Prakash Chand knew yesterday would be the mother of all commutes. Under a 1998 Supreme Court order, all commercial transport had to convert to a clean-burning compressed natural gas (CNG) by April 1. But with only a fifth of the total bus fleet in compliance, it's an act that's taken most of the capital's 15,000 coaches off the road.
That means the law clerk is considering extreme measures to get himself to work, including attaching himself like Spiderman to the top or the side of a packed bus.
"Bringing down pollution is a good thing, but the government should arrange for more buses. The public is being hassled," says Mr. Chand, watching yet another completely full bus pass him by.
Cleaning up the air in one of the world's most polluted cities was never going to be easy. Closing hundreds of smoke-belching factories last December - some operating out of apartment buildings - put thousands out of work. But the hardest part is overcoming inertia: While environmentalists and business leaders applaud any action that ends the reign of Delhi's pea-soup smog, they also point to the familiar trio of political ineptitude, big-business stalling, and bureaucratic red tape that keeps any ambitious policy from having its intended effect. And for the people, there's nothing to do but what they've always done - line up and wait.
"This has created social disorder," says S. Sundar, former secretary of transportation for New Delhi, and now a distinguished fellow at the Tata Energy Research Institute here. "It's going to worsen the pollution problem, as people are going to shift from public transport to other forms."
Yesterday public frustration erupted in violence as mobs clashed with police, burning several buses after forcing passengers off the vehicles. But figuring out who is to blame for the crisis is the main activity. Some commuters blame the city, which has done little in the area of transportation to implement the court's 1998 order. Some officials, for instance, were still issuing permits for diesel buses and taxis even a few months ago, because most people - including bus and taxi drivers - believed the order would be postponed indefinitely through legal appeals.
Others blame the army of bureaucrats required to issue, stamp, restamp, cross-check, and verify the permits of vehicles that have converted to Delhi's fuel of choice: CNG. Still others blame the business community, which had years to comply with the new rules, but waited until the last minute to do so.
What is not under dispute, however, is the shortfall of vehicles on New Delhi's streets, and the longer commutes: Nearly 15,000 public and private buses, 20,000 three-wheeler rickshaws, and 50,000 taxicabs have been forced off the roads. The transportation crunch is only expected to get worse next week, when a string of holidays ends and schools reopen, with no buses to take children to school.
The demand for CNG has meant good business for some, including manufacturers of CNG vehicles and the city's 68 filling stations that sell CNG. At the Indraprastha Gas Ltd. station near Jawaharlal Nehru Stadium, two long lines of taxicabs and rickshaws wait for the only two pumps for miles around.

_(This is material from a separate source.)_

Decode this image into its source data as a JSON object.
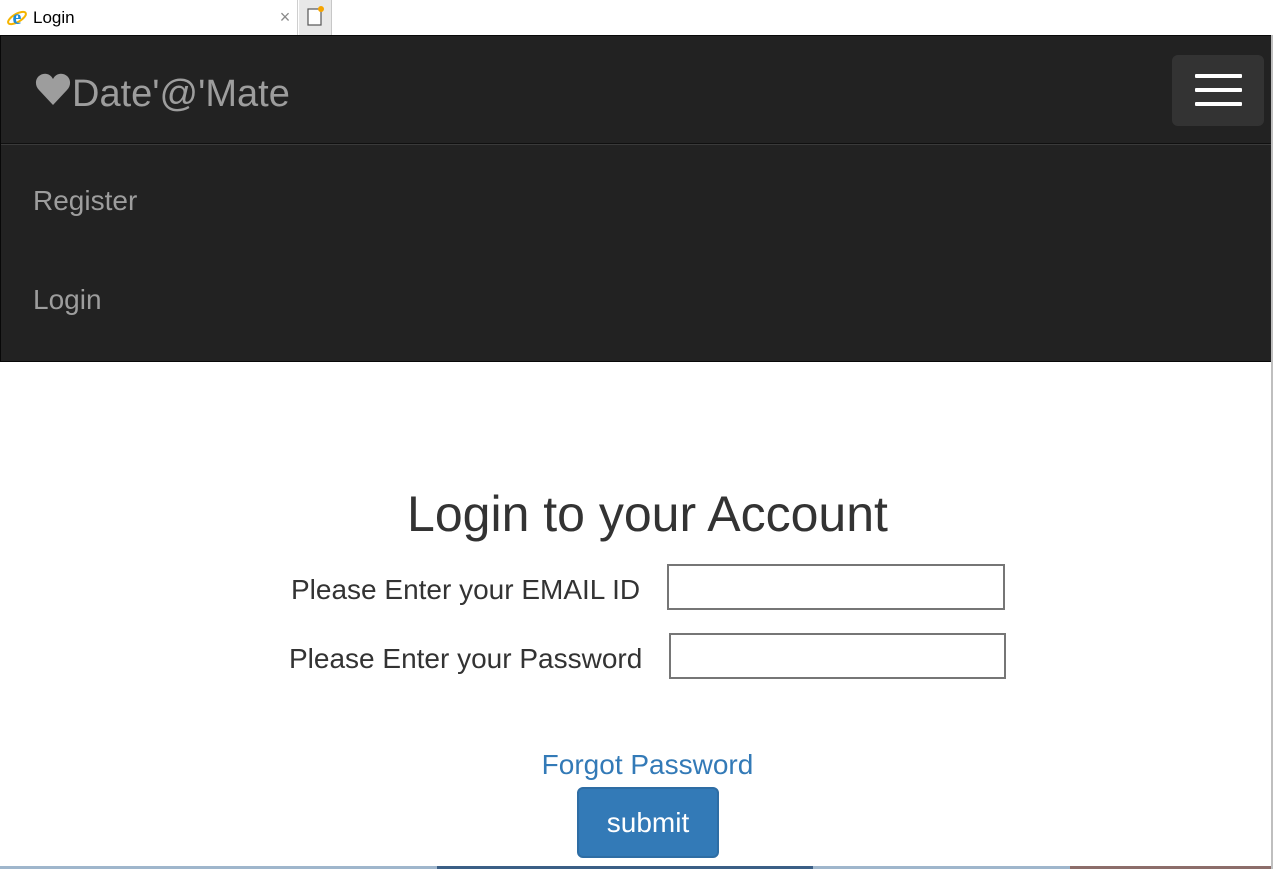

Anand Singh, a driver of a noisy three-wheeler auto-rickshaw, has been waiting for more than an hour. He is rewarded with only 1-1/2 liters of CNG - there's not enough pressure in the gas lines to give him more. Mr. Singh will have to come back to this filling station in another few hours to fill up again. "When do I drive?" asks Singh. "When do I earn?"
If commuters and drivers are unhappy, the environmentalists aren't much happier. Iqbal Malik, a local environmental activist, says that the goal of clean air could have been achieved without focusing on one largely untested fuel: CNG. "We spend tens of millions just to get everything converted to CNG, and if another better fuel comes along, we won't be able to respond," she says. "We will have exhausted our economic limitations on one technology."
Mr. Sundar, the former transportation secretary, says that "in Delhi, buses make up 0.5 percent of all vehicles on the road, but they carry 50 percent of all commuters. I personally believe that having more buses and getting more people to move away from personal cars is just as important as a clean fuel."
(c) Copyright 2001. The Christian Science Monitor